The Trump Administration, which eyes TikTok as a threat to national security, continues to engage in a war of words with China over trade and technology.

ByteDance says the security fears are overblown and political in nature.

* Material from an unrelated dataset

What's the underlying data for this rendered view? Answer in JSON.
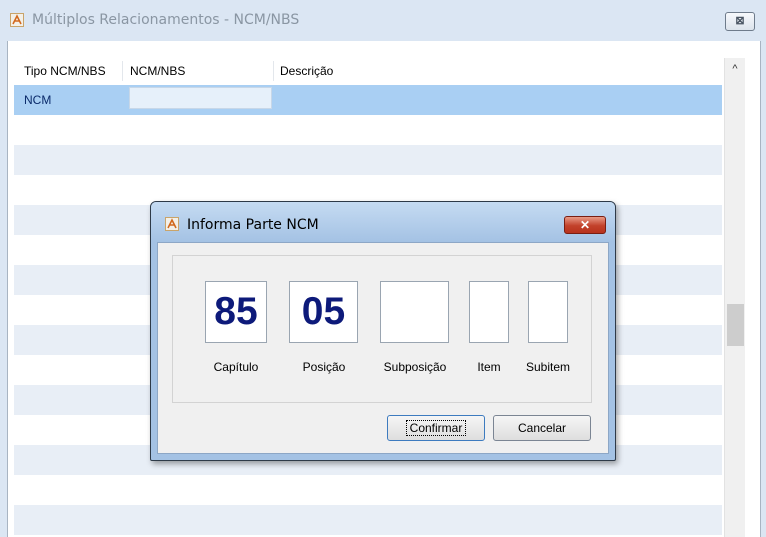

“There is simply no genuine emergency here that would justify the government’s precipitous actions,” read the filing. “And there is no plausible reason to insist the prohibitions be enforced immediately.”